A displaced Meniscus with bone spurs. You can see here that both of these Meniscuses are kind of pushed out of the joint a little bit, this one more so than this one, but you can see this Meniscus actually is pushed outside the joint, and little spurs have formed here and there. Now, these are what I call functional bone spurs. These bone spurs shouldn’t be taken off because if you take them off surgically, unless they’re causing some other problem, you’re going to end up creating less cushioning for the joint. Right now, this Meniscus has begun to spit outside the joint. The body formed these spurs to take advantage of that new position, and it’s still a valid shock absorber. But if we take those bone spurs off, we’re going to have problems.

A displaced and macerated Meniscus is right here. This is someone who’s got no cartilage on this compartment right here. You can see that this has a normal triangle, dark Meniscus. There’s a little bit of grey stuff at the end of the dark bone here which is thinning cartilage, but this side has really very little cartilage. The bone is bright which means that the bone is getting bruised and probably small fractures within the bone. And we can see here, the Meniscus is pushed out of the joint, has lots of white in it, so it’s macerated, meaning it has lots of different tears.

And this is a macerated Meniscus with bone cysts.
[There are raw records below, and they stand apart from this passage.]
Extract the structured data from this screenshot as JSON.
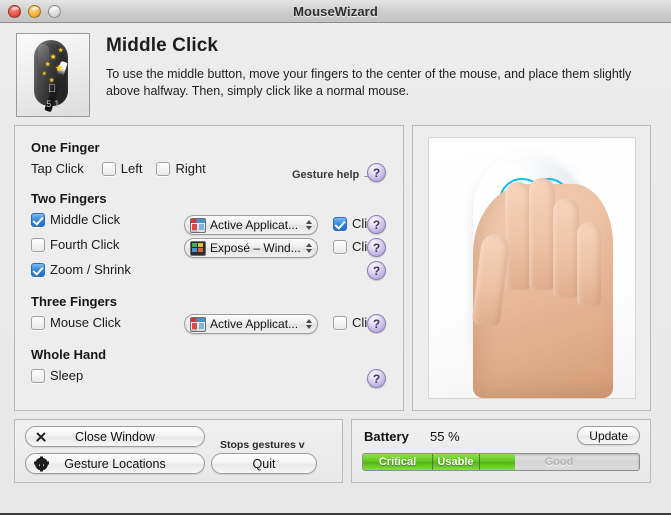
{
  "window": {
    "title": "MouseWizard",
    "traffic_lights": [
      "close-button",
      "minimize-button",
      "zoom-button"
    ]
  },
  "header": {
    "icon_name": "mousewizard-app-icon",
    "icon_version": "5.1",
    "title": "Middle Click",
    "description": "To use the middle button, move your fingers to the center of the mouse, and place them slightly above halfway. Then, simply click like a normal mouse."
  },
  "gestures": {
    "gesture_help_label": "Gesture help →",
    "groups": [
      {
        "title": "One Finger",
        "rows": [
          {
            "label": "Tap Click",
            "checkboxes": [
              {
                "label": "Left",
                "checked": false
              },
              {
                "label": "Right",
                "checked": false
              }
            ]
          }
        ]
      },
      {
        "title": "Two Fingers",
        "rows": [
          {
            "label": "Middle Click",
            "checked": true,
            "popup": {
              "value": "Active Applicat...",
              "icon": "active-application-icon"
            },
            "click": {
              "label": "Click",
              "checked": true
            },
            "help": "?"
          },
          {
            "label": "Fourth Click",
            "checked": false,
            "popup": {
              "value": "Exposé – Wind...",
              "icon": "expose-icon"
            },
            "click": {
              "label": "Click",
              "checked": false
            },
            "help": "?"
          },
          {
            "label": "Zoom / Shrink",
            "checked": true,
            "help": "?"
          }
        ]
      },
      {
        "title": "Three Fingers",
        "rows": [
          {
            "label": "Mouse Click",
            "checked": false,
            "popup": {
              "value": "Active Applicat...",
              "icon": "active-application-icon"
            },
            "click": {
              "label": "Click",
              "checked": false
            },
            "help": "?"
          }
        ]
      },
      {
        "title": "Whole Hand",
        "rows": [
          {
            "label": "Sleep",
            "checked": false,
            "help": "?"
          }
        ]
      }
    ]
  },
  "preview": {
    "name": "hand-on-magic-mouse-illustration",
    "highlight_color": "#12bff0",
    "finger_count": 2
  },
  "actions": {
    "close_window": "Close Window",
    "gesture_locations": "Gesture Locations",
    "quit": "Quit",
    "quit_note": "Stops gestures v"
  },
  "battery": {
    "title": "Battery",
    "percent_label": "55 %",
    "percent_value": 55,
    "update_label": "Update",
    "segments": [
      {
        "label": "Critical",
        "start": 0,
        "end": 25
      },
      {
        "label": "Usable",
        "start": 25,
        "end": 42
      },
      {
        "label": "Good",
        "start": 42,
        "end": 100
      }
    ],
    "fill_color": "#5fc41c"
  }
}
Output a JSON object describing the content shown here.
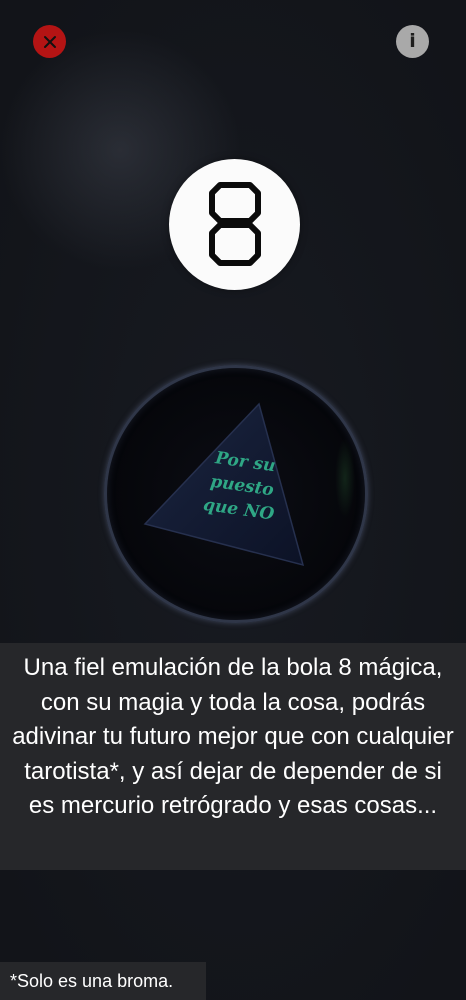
{
  "header": {
    "close_icon": "close-icon",
    "info_label": "i"
  },
  "logo": {
    "number": "8"
  },
  "ball": {
    "answer_lines": [
      "Por su",
      "puesto",
      "que NO"
    ],
    "answer_color": "#2fa785"
  },
  "description": {
    "text": "Una fiel emulación de la bola 8 mágica, con su magia y toda la cosa, podrás adivinar tu futuro mejor que con cualquier tarotista*, y así dejar de depender de si es mercurio retrógrado y esas cosas..."
  },
  "footnote": {
    "text": "*Solo es una broma."
  },
  "colors": {
    "background": "#121419",
    "close_button": "#b41414",
    "info_button": "#a9a9a9",
    "panel": "#26272a"
  }
}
This is what will happen in the long run if a Meniscus is not there. The bone will actually die off which is this little cyst right here. And on these before images, you can see a very nasty-looking Meniscus. It doesn’t really look like a Meniscus. You can see the normal one over here, a nice dark triangle. You can see what’s left of this one after surgery, not much. And then after a stem cell treatment, you can see here that the Meniscus actually has some form to it. It’s not normal by any stretch of the imagination, but it has some form to it. And you can see that the bone cyst went from looking like this to looking like that or much, much less.

On this side, we see a macerated Meniscus with bone cysts from the side view or the Sagittal. We see here, we have some bone cysts here. Again, the same Meniscus we’re looking at now from the side, it looks almost like a untamed dragon. And over here, we can see after the stem cell treatment, it has much better form to it, and those little bone cysts go away.

And then an absent Meniscus with no cartilage whatsoever. We can see the nice normal triangle over here. This one is completely gone, and there’s not a Meniscus there, and there’s no cartilage there either.

Well, thanks for watching. I hope this gives you some sense of what’s on your knee MRI. I always find that an empowered patient is actually the best patient because an empowered patient is one that knows what they’re looking at, that knows what all of this stuff means, is one that actually helps the doctor figure out what the best options are for that patient, so thank you for listening.